Activity: Number of lines with "only" in the data: give that figure by itself.

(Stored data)
━━━━━━━━━━━━━━━━━━━━━━━━━━━━━━
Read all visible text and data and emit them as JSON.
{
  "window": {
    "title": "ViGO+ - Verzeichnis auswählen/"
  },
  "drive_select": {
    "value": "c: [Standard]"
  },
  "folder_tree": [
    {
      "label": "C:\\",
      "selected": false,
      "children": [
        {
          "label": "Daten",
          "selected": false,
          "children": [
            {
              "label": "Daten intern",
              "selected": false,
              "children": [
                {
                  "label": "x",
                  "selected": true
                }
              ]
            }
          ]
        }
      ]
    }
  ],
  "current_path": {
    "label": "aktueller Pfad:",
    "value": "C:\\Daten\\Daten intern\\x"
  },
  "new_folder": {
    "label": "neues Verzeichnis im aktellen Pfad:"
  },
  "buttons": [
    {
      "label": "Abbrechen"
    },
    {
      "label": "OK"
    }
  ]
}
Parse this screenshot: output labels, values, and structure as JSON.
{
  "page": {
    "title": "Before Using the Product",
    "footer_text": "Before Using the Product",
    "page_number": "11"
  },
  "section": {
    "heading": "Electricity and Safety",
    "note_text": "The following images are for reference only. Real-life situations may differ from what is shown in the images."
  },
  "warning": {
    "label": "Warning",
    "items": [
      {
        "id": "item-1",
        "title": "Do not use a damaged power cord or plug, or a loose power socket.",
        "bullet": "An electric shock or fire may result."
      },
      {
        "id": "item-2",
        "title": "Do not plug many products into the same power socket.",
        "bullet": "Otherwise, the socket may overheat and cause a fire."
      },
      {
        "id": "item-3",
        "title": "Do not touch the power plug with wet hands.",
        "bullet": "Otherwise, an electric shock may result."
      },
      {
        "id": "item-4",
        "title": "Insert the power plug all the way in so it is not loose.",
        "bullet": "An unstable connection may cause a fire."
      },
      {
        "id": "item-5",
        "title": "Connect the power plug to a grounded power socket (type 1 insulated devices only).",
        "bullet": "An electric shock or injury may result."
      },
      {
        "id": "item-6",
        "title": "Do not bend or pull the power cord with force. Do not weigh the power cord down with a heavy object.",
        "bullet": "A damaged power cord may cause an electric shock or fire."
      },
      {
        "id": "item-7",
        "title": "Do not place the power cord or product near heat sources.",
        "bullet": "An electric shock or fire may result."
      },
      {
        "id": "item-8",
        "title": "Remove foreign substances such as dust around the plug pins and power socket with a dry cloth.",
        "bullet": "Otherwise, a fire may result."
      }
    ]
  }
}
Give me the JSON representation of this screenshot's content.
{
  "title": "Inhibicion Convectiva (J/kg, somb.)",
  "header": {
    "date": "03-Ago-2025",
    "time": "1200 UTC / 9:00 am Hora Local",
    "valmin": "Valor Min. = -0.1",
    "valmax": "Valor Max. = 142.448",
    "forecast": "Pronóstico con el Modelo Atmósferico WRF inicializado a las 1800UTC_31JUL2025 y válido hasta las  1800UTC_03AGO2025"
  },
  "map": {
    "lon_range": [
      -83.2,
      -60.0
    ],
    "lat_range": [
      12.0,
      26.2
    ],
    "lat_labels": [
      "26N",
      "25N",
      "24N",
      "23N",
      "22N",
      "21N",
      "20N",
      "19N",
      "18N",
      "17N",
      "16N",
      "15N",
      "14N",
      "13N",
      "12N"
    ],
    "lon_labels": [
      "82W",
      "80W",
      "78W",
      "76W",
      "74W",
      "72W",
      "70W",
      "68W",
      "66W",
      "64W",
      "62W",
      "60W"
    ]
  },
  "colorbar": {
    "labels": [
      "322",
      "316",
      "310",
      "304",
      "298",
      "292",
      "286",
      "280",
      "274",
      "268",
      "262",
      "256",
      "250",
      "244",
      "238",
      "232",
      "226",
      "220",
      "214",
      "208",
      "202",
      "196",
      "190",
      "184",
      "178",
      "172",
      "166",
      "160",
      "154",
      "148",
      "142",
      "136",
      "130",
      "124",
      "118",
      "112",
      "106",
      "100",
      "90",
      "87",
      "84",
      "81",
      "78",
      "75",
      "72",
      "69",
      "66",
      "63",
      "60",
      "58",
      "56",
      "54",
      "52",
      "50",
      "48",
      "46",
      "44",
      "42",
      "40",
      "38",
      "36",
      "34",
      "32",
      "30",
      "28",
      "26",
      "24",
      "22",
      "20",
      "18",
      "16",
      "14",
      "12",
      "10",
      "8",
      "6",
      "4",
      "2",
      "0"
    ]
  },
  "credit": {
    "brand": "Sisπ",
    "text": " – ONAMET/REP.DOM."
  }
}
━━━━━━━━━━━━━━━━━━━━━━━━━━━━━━
Solution below: 2